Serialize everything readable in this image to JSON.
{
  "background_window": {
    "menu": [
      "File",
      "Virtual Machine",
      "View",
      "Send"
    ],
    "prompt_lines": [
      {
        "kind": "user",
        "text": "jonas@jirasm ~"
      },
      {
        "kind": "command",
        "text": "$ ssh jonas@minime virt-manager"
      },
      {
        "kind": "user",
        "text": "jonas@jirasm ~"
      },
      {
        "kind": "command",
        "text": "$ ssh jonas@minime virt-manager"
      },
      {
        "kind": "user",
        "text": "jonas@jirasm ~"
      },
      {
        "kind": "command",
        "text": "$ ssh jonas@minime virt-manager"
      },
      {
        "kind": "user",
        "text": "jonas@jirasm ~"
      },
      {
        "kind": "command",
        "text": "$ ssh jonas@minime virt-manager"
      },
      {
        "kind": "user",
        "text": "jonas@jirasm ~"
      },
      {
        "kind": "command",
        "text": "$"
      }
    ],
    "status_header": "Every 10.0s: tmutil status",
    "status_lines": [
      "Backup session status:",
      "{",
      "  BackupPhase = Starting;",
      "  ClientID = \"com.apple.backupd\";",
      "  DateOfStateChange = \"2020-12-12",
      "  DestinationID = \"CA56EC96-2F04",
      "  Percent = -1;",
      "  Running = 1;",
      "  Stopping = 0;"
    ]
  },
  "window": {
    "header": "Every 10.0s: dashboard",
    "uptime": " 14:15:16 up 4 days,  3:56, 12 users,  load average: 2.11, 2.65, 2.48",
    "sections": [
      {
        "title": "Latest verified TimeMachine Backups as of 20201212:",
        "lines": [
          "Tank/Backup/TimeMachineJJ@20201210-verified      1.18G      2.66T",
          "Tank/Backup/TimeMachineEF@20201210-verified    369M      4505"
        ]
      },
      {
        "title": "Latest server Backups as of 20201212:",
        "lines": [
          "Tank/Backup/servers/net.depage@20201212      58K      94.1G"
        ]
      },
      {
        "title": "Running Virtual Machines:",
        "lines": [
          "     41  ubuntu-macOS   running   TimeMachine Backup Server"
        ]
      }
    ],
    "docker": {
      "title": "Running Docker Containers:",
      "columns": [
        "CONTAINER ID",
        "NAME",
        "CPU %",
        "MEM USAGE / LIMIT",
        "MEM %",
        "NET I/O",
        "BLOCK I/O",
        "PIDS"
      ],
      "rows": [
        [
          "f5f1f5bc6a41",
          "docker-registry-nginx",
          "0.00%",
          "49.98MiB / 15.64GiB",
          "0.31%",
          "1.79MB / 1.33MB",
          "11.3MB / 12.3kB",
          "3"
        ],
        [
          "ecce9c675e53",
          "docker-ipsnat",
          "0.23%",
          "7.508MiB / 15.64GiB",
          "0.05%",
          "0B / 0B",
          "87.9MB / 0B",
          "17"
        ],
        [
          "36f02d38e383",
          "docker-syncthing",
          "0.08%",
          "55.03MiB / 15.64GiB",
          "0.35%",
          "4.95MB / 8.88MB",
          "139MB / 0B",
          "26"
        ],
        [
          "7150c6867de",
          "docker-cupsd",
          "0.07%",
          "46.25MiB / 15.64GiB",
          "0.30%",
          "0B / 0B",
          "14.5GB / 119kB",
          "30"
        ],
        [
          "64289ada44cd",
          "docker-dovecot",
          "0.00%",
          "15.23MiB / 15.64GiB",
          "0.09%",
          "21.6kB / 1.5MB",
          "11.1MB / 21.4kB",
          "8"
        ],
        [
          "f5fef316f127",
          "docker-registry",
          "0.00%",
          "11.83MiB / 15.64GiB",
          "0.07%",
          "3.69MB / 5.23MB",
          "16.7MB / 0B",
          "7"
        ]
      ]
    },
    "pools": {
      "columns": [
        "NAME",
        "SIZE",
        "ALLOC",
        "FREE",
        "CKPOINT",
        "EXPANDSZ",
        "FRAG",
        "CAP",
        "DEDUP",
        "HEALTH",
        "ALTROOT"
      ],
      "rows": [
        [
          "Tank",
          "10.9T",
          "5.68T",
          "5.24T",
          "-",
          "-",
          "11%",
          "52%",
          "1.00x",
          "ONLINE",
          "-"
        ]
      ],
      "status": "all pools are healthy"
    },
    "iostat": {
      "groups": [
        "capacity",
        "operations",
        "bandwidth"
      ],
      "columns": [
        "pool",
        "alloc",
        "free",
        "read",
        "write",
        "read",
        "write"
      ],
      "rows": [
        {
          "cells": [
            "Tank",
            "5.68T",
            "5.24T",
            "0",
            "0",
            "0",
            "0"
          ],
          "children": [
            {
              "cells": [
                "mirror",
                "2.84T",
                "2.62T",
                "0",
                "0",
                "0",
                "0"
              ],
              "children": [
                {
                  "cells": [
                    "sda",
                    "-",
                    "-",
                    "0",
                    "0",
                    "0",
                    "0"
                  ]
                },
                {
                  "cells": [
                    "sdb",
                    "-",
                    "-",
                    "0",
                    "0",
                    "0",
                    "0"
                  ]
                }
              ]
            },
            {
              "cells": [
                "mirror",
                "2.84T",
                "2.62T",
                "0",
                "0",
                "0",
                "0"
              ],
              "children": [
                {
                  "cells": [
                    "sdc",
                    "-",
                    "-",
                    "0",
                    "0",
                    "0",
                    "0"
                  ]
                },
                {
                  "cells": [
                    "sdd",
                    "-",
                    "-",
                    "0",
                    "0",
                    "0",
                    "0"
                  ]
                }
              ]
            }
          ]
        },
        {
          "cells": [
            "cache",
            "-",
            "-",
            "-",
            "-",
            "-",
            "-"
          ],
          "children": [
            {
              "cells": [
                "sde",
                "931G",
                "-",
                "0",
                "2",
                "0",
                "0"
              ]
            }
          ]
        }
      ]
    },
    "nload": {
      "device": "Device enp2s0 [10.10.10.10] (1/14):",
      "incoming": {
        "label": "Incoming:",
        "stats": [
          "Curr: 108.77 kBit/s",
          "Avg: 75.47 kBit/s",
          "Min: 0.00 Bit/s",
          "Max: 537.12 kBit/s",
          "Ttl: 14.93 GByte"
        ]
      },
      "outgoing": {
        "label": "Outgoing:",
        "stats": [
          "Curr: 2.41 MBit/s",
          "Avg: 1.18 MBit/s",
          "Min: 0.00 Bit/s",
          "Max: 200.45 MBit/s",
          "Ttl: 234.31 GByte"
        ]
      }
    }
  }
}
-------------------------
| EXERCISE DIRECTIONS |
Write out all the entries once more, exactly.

| RESPONSE |
Serialize everything readable in this image to JSON.
{
  "background_window": {
    "menu": [
      "File",
      "Virtual Machine",
      "View",
      "Send"
    ],
    "prompt_lines": [
      {
        "kind": "user",
        "text": "jonas@jirasm ~"
      },
      {
        "kind": "command",
        "text": "$ ssh jonas@minime virt-manager"
      },
      {
        "kind": "user",
        "text": "jonas@jirasm ~"
      },
      {
        "kind": "command",
        "text": "$ ssh jonas@minime virt-manager"
      },
      {
        "kind": "user",
        "text": "jonas@jirasm ~"
      },
      {
        "kind": "command",
        "text": "$ ssh jonas@minime virt-manager"
      },
      {
        "kind": "user",
        "text": "jonas@jirasm ~"
      },
      {
        "kind": "command",
        "text": "$ ssh jonas@minime virt-manager"
      },
      {
        "kind": "user",
        "text": "jonas@jirasm ~"
      },
      {
        "kind": "command",
        "text": "$"
      }
    ],
    "status_header": "Every 10.0s: tmutil status",
    "status_lines": [
      "Backup session status:",
      "{",
      "  BackupPhase = Starting;",
      "  ClientID = \"com.apple.backupd\";",
      "  DateOfStateChange = \"2020-12-12",
      "  DestinationID = \"CA56EC96-2F04",
      "  Percent = -1;",
      "  Running = 1;",
      "  Stopping = 0;"
    ]
  },
  "window": {
    "header": "Every 10.0s: dashboard",
    "uptime": " 14:15:16 up 4 days,  3:56, 12 users,  load average: 2.11, 2.65, 2.48",
    "sections": [
      {
        "title": "Latest verified TimeMachine Backups as of 20201212:",
        "lines": [
          "Tank/Backup/TimeMachineJJ@20201210-verified      1.18G      2.66T",
          "Tank/Backup/TimeMachineEF@20201210-verified    369M      4505"
        ]
      },
      {
        "title": "Latest server Backups as of 20201212:",
        "lines": [
          "Tank/Backup/servers/net.depage@20201212      58K      94.1G"
        ]
      },
      {
        "title": "Running Virtual Machines:",
        "lines": [
          "     41  ubuntu-macOS   running   TimeMachine Backup Server"
        ]
      }
    ],
    "docker": {
      "title": "Running Docker Containers:",
      "columns": [
        "CONTAINER ID",
        "NAME",
        "CPU %",
        "MEM USAGE / LIMIT",
        "MEM %",
        "NET I/O",
        "BLOCK I/O",
        "PIDS"
      ],
      "rows": [
        [
          "f5f1f5bc6a41",
          "docker-registry-nginx",
          "0.00%",
          "49.98MiB / 15.64GiB",
          "0.31%",
          "1.79MB / 1.33MB",
          "11.3MB / 12.3kB",
          "3"
        ],
        [
          "ecce9c675e53",
          "docker-ipsnat",
          "0.23%",
          "7.508MiB / 15.64GiB",
          "0.05%",
          "0B / 0B",
          "87.9MB / 0B",
          "17"
        ],
        [
          "36f02d38e383",
          "docker-syncthing",
          "0.08%",
          "55.03MiB / 15.64GiB",
          "0.35%",
          "4.95MB / 8.88MB",
          "139MB / 0B",
          "26"
        ],
        [
          "7150c6867de",
          "docker-cupsd",
          "0.07%",
          "46.25MiB / 15.64GiB",
          "0.30%",
          "0B / 0B",
          "14.5GB / 119kB",
          "30"
        ],
        [
          "64289ada44cd",
          "docker-dovecot",
          "0.00%",
          "15.23MiB / 15.64GiB",
          "0.09%",
          "21.6kB / 1.5MB",
          "11.1MB / 21.4kB",
          "8"
        ],
        [
          "f5fef316f127",
          "docker-registry",
          "0.00%",
          "11.83MiB / 15.64GiB",
          "0.07%",
          "3.69MB / 5.23MB",
          "16.7MB / 0B",
          "7"
        ]
      ]
    },
    "pools": {
      "columns": [
        "NAME",
        "SIZE",
        "ALLOC",
        "FREE",
        "CKPOINT",
        "EXPANDSZ",
        "FRAG",
        "CAP",
        "DEDUP",
        "HEALTH",
        "ALTROOT"
      ],
      "rows": [
        [
          "Tank",
          "10.9T",
          "5.68T",
          "5.24T",
          "-",
          "-",
          "11%",
          "52%",
          "1.00x",
          "ONLINE",
          "-"
        ]
      ],
      "status": "all pools are healthy"
    },
    "iostat": {
      "groups": [
        "capacity",
        "operations",
        "bandwidth"
      ],
      "columns": [
        "pool",
        "alloc",
        "free",
        "read",
        "write",
        "read",
        "write"
      ],
      "rows": [
        {
          "cells": [
            "Tank",
            "5.68T",
            "5.24T",
            "0",
            "0",
            "0",
            "0"
          ],
          "children": [
            {
              "cells": [
                "mirror",
                "2.84T",
                "2.62T",
                "0",
                "0",
                "0",
                "0"
              ],
              "children": [
                {
                  "cells": [
                    "sda",
                    "-",
                    "-",
                    "0",
                    "0",
                    "0",
                    "0"
                  ]
                },
                {
                  "cells": [
                    "sdb",
                    "-",
                    "-",
                    "0",
                    "0",
                    "0",
                    "0"
                  ]
                }
              ]
            },
            {
              "cells": [
                "mirror",
                "2.84T",
                "2.62T",
                "0",
                "0",
                "0",
                "0"
              ],
              "children": [
                {
                  "cells": [
                    "sdc",
                    "-",
                    "-",
                    "0",
                    "0",
                    "0",
                    "0"
                  ]
                },
                {
                  "cells": [
                    "sdd",
                    "-",
                    "-",
                    "0",
                    "0",
                    "0",
                    "0"
                  ]
                }
              ]
            }
          ]
        },
        {
          "cells": [
            "cache",
            "-",
            "-",
            "-",
            "-",
            "-",
            "-"
          ],
          "children": [
            {
              "cells": [
                "sde",
                "931G",
                "-",
                "0",
                "2",
                "0",
                "0"
              ]
            }
          ]
        }
      ]
    },
    "nload": {
      "device": "Device enp2s0 [10.10.10.10] (1/14):",
      "incoming": {
        "label": "Incoming:",
        "stats": [
          "Curr: 108.77 kBit/s",
          "Avg: 75.47 kBit/s",
          "Min: 0.00 Bit/s",
          "Max: 537.12 kBit/s",
          "Ttl: 14.93 GByte"
        ]
      },
      "outgoing": {
        "label": "Outgoing:",
        "stats": [
          "Curr: 2.41 MBit/s",
          "Avg: 1.18 MBit/s",
          "Min: 0.00 Bit/s",
          "Max: 200.45 MBit/s",
          "Ttl: 234.31 GByte"
        ]
      }
    }
  }
}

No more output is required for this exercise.